· There is compelling evidence that Israel's attack was a deliberate attempt to destroy an American ship and kill her entire crew;
· Fearing conflict with Israel, the White House deliberately prevented the U.S. Navy from coming to the defense of USS Liberty by recalling Sixth Fleet military rescue support while the ship was under attack;
· Surviving crewmembers were later threatened with "court-martial, imprisonment or worse" if they exposed the truth; and were abandoned by their own government;
· There had been an official cover-up without precedent in American naval history.

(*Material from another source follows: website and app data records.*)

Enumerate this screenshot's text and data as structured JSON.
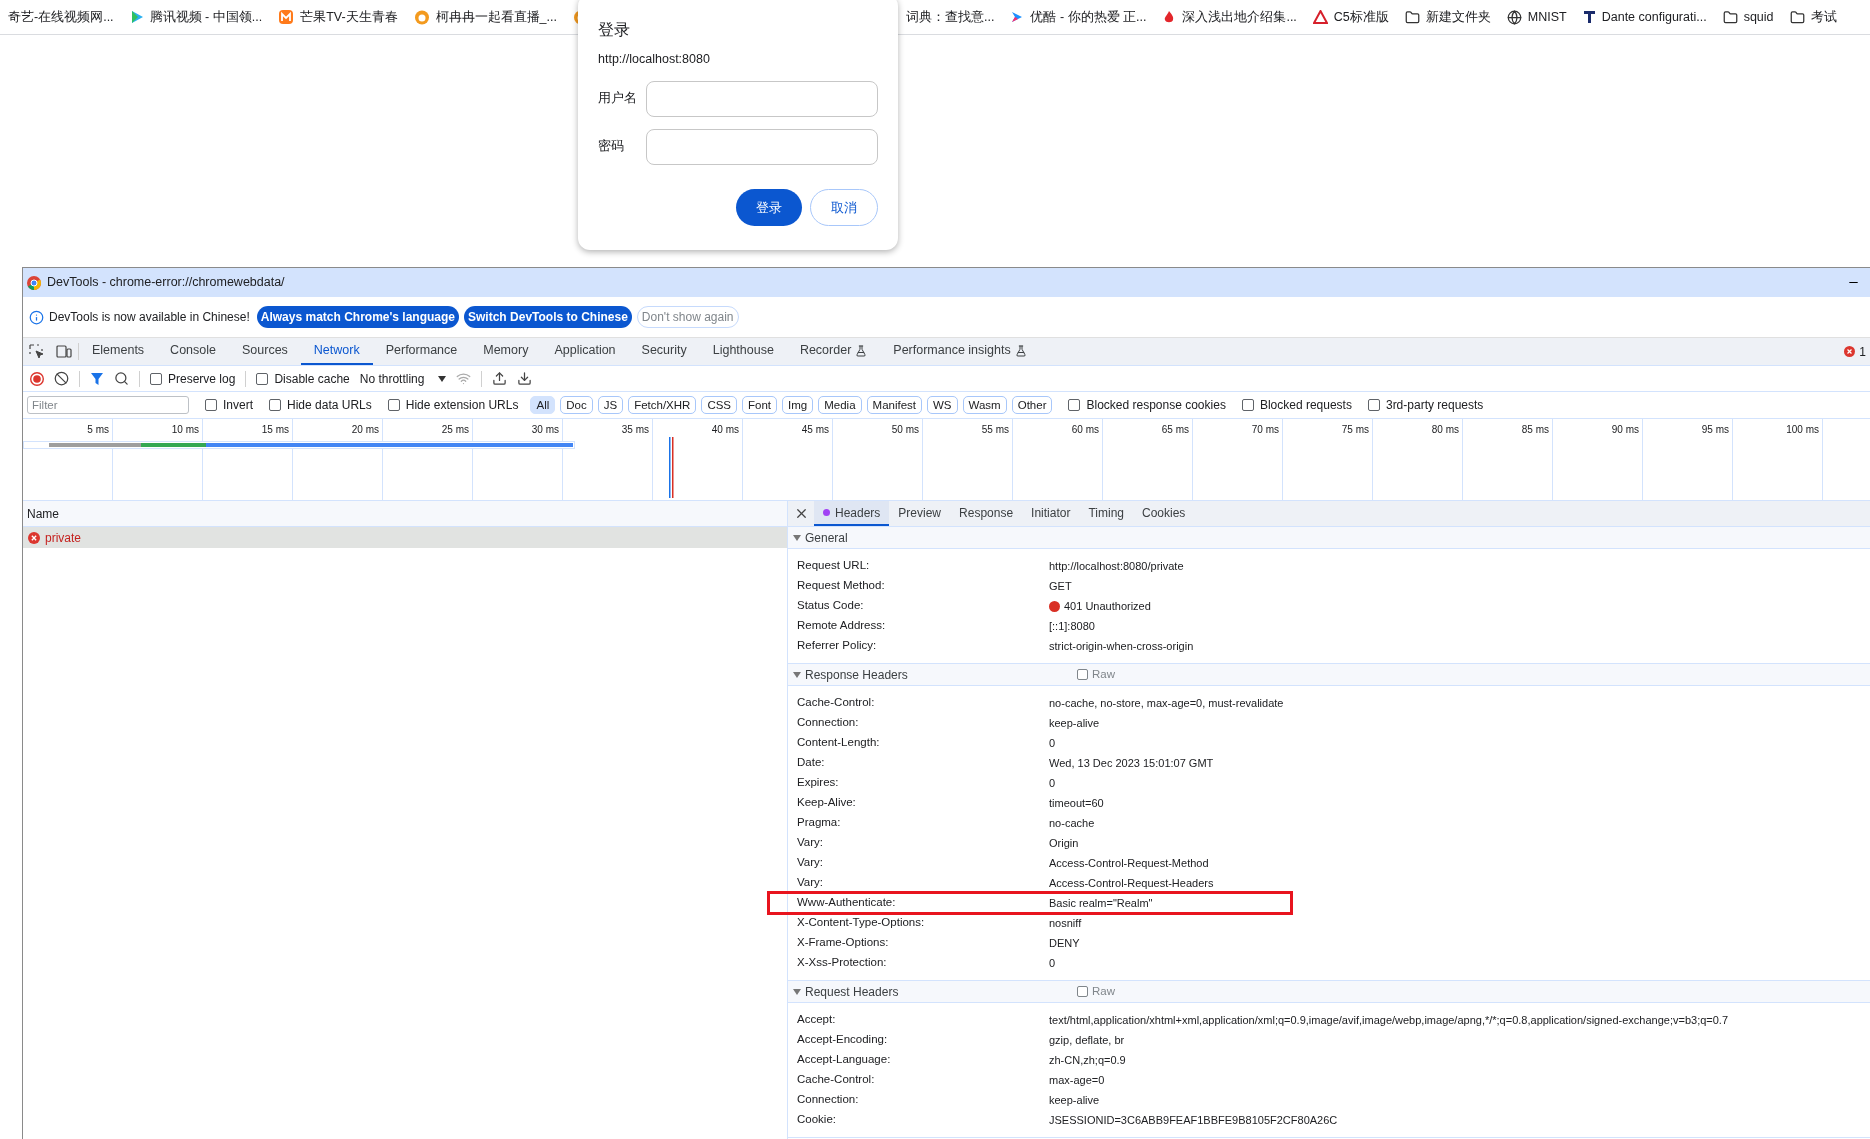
{
  "bookmarks": [
    {
      "kind": "none",
      "label": "奇艺-在线视频网..."
    },
    {
      "kind": "play",
      "label": "腾讯视频 - 中国领..."
    },
    {
      "kind": "mango",
      "label": "芒果TV-天生青春"
    },
    {
      "kind": "face",
      "label": "柯冉冉一起看直播_..."
    },
    {
      "kind": "face"
    }
  ],
  "bookmarks_right": [
    {
      "kind": "none",
      "label": "词典：查找意..."
    },
    {
      "kind": "arrow",
      "label": "优酷 - 你的热爱 正..."
    },
    {
      "kind": "flame",
      "label": "深入浅出地介绍集..."
    },
    {
      "kind": "triangle",
      "label": "C5标准版"
    },
    {
      "kind": "folder",
      "label": "新建文件夹"
    },
    {
      "kind": "globe",
      "label": "MNIST"
    },
    {
      "kind": "bar",
      "label": "Dante configurati..."
    },
    {
      "kind": "folder",
      "label": "squid"
    },
    {
      "kind": "folder",
      "label": "考试"
    }
  ],
  "dialog": {
    "title": "登录",
    "origin": "http://localhost:8080",
    "fields": [
      {
        "label": "用户名"
      },
      {
        "label": "密码"
      }
    ],
    "buttons": [
      {
        "label": "登录",
        "primary": true
      },
      {
        "label": "取消",
        "primary": false
      }
    ]
  },
  "devtools": {
    "title": "DevTools - chrome-error://chromewebdata/",
    "infobar": {
      "message": "DevTools is now available in Chinese!",
      "buttons": [
        {
          "label": "Always match Chrome's language",
          "primary": true
        },
        {
          "label": "Switch DevTools to Chinese",
          "primary": true
        },
        {
          "label": "Don't show again",
          "primary": false
        }
      ]
    },
    "tabs": [
      {
        "label": "Elements",
        "selected": false,
        "experimental": false
      },
      {
        "label": "Console",
        "selected": false,
        "experimental": false
      },
      {
        "label": "Sources",
        "selected": false,
        "experimental": false
      },
      {
        "label": "Network",
        "selected": true,
        "experimental": false
      },
      {
        "label": "Performance",
        "selected": false,
        "experimental": false
      },
      {
        "label": "Memory",
        "selected": false,
        "experimental": false
      },
      {
        "label": "Application",
        "selected": false,
        "experimental": false
      },
      {
        "label": "Security",
        "selected": false,
        "experimental": false
      },
      {
        "label": "Lighthouse",
        "selected": false,
        "experimental": false
      },
      {
        "label": "Recorder",
        "selected": false,
        "experimental": true
      },
      {
        "label": "Performance insights",
        "selected": false,
        "experimental": true
      }
    ],
    "error_count": "1",
    "toolbar": {
      "preserve_log": {
        "label": "Preserve log",
        "checked": false
      },
      "disable_cache": {
        "label": "Disable cache",
        "checked": false
      },
      "throttling": "No throttling"
    },
    "filter": {
      "placeholder": "Filter",
      "checkboxes": [
        {
          "label": "Invert",
          "checked": false
        },
        {
          "label": "Hide data URLs",
          "checked": false
        },
        {
          "label": "Hide extension URLs",
          "checked": false
        }
      ],
      "types": [
        {
          "label": "All",
          "selected": true
        },
        {
          "label": "Doc",
          "selected": false
        },
        {
          "label": "JS",
          "selected": false
        },
        {
          "label": "Fetch/XHR",
          "selected": false
        },
        {
          "label": "CSS",
          "selected": false
        },
        {
          "label": "Font",
          "selected": false
        },
        {
          "label": "Img",
          "selected": false
        },
        {
          "label": "Media",
          "selected": false
        },
        {
          "label": "Manifest",
          "selected": false
        },
        {
          "label": "WS",
          "selected": false
        },
        {
          "label": "Wasm",
          "selected": false
        },
        {
          "label": "Other",
          "selected": false
        }
      ],
      "more_checkboxes": [
        {
          "label": "Blocked response cookies",
          "checked": false
        },
        {
          "label": "Blocked requests",
          "checked": false
        },
        {
          "label": "3rd-party requests",
          "checked": false
        }
      ]
    },
    "timeline_ticks": [
      "5 ms",
      "10 ms",
      "15 ms",
      "20 ms",
      "25 ms",
      "30 ms",
      "35 ms",
      "40 ms",
      "45 ms",
      "50 ms",
      "55 ms",
      "60 ms",
      "65 ms",
      "70 ms",
      "75 ms",
      "80 ms",
      "85 ms",
      "90 ms",
      "95 ms",
      "100 ms"
    ],
    "requests": {
      "column": "Name",
      "rows": [
        {
          "name": "private",
          "failed": true,
          "selected": true
        }
      ]
    },
    "details": {
      "tabs": [
        {
          "label": "Headers",
          "selected": true
        },
        {
          "label": "Preview",
          "selected": false
        },
        {
          "label": "Response",
          "selected": false
        },
        {
          "label": "Initiator",
          "selected": false
        },
        {
          "label": "Timing",
          "selected": false
        },
        {
          "label": "Cookies",
          "selected": false
        }
      ],
      "sections": [
        {
          "title": "General",
          "expanded": true,
          "rows": [
            {
              "name": "Request URL:",
              "value": "http://localhost:8080/private",
              "highlighted": false
            },
            {
              "name": "Request Method:",
              "value": "GET",
              "highlighted": false
            },
            {
              "name": "Status Code:",
              "value": "401 Unauthorized",
              "color": "#d93025",
              "highlighted": false
            },
            {
              "name": "Remote Address:",
              "value": "[::1]:8080",
              "highlighted": false
            },
            {
              "name": "Referrer Policy:",
              "value": "strict-origin-when-cross-origin",
              "highlighted": false
            }
          ]
        },
        {
          "title": "Response Headers",
          "expanded": true,
          "raw": {
            "label": "Raw",
            "checked": false
          },
          "rows": [
            {
              "name": "Cache-Control:",
              "value": "no-cache, no-store, max-age=0, must-revalidate",
              "highlighted": false
            },
            {
              "name": "Connection:",
              "value": "keep-alive",
              "highlighted": false
            },
            {
              "name": "Content-Length:",
              "value": "0",
              "highlighted": false
            },
            {
              "name": "Date:",
              "value": "Wed, 13 Dec 2023 15:01:07 GMT",
              "highlighted": false
            },
            {
              "name": "Expires:",
              "value": "0",
              "highlighted": false
            },
            {
              "name": "Keep-Alive:",
              "value": "timeout=60",
              "highlighted": false
            },
            {
              "name": "Pragma:",
              "value": "no-cache",
              "highlighted": false
            },
            {
              "name": "Vary:",
              "value": "Origin",
              "highlighted": false
            },
            {
              "name": "Vary:",
              "value": "Access-Control-Request-Method",
              "highlighted": false
            },
            {
              "name": "Vary:",
              "value": "Access-Control-Request-Headers",
              "highlighted": false
            },
            {
              "name": "Www-Authenticate:",
              "value": "Basic realm=\"Realm\"",
              "highlighted": true
            },
            {
              "name": "X-Content-Type-Options:",
              "value": "nosniff",
              "highlighted": false
            },
            {
              "name": "X-Frame-Options:",
              "value": "DENY",
              "highlighted": false
            },
            {
              "name": "X-Xss-Protection:",
              "value": "0",
              "highlighted": false
            }
          ]
        },
        {
          "title": "Request Headers",
          "expanded": true,
          "raw": {
            "label": "Raw",
            "checked": false
          },
          "rows": [
            {
              "name": "Accept:",
              "value": "text/html,application/xhtml+xml,application/xml;q=0.9,image/avif,image/webp,image/apng,*/*;q=0.8,application/signed-exchange;v=b3;q=0.7",
              "highlighted": false
            },
            {
              "name": "Accept-Encoding:",
              "value": "gzip, deflate, br",
              "highlighted": false
            },
            {
              "name": "Accept-Language:",
              "value": "zh-CN,zh;q=0.9",
              "highlighted": false
            },
            {
              "name": "Cache-Control:",
              "value": "max-age=0",
              "highlighted": false
            },
            {
              "name": "Connection:",
              "value": "keep-alive",
              "highlighted": false
            },
            {
              "name": "Cookie:",
              "value": "JSESSIONID=3C6ABB9FEAF1BBFE9B8105F2CF80A26C",
              "highlighted": false
            }
          ]
        }
      ]
    }
  }
}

· That due to continuing pressure by the pro-Israel lobby in the United States, this attack remains the only serious naval incident that has never been thoroughly investigated by Congress; to this day, no surviving crewmember has been permitted to officially and publicly testify about the attack;
· A danger to national security exists whenever elected officials are willing to subordinate American interests to those of any foreign nation, and specifically are unwilling to challenge Israel's interests when they conflict with American interests; this policy, evidenced by the failure to defend USS Liberty and the subsequent official cover-up of the Israeli attack, endangers the safety of Americans and the security of the United States.
These navy top-brass were not alone in their contempt for the official inquiry. Among the many Washington insiders who were skeptical was the then Secretary of State Dean Rusk, who stated in his memoirs: “I was never satisfied with the Israeli explanation. Their sustained attack to disable and sink Liberty precluded an assault by accident or some trigger-happy local commander. Through diplomatic channels we refused to accept their explanations. I didn't believe them then, and I don't believe them to this day. The attack was outrageous."
“The loss of liberty” and “USS Liberty: Dead in The Water” are two of numerous documentaries available on YouTube.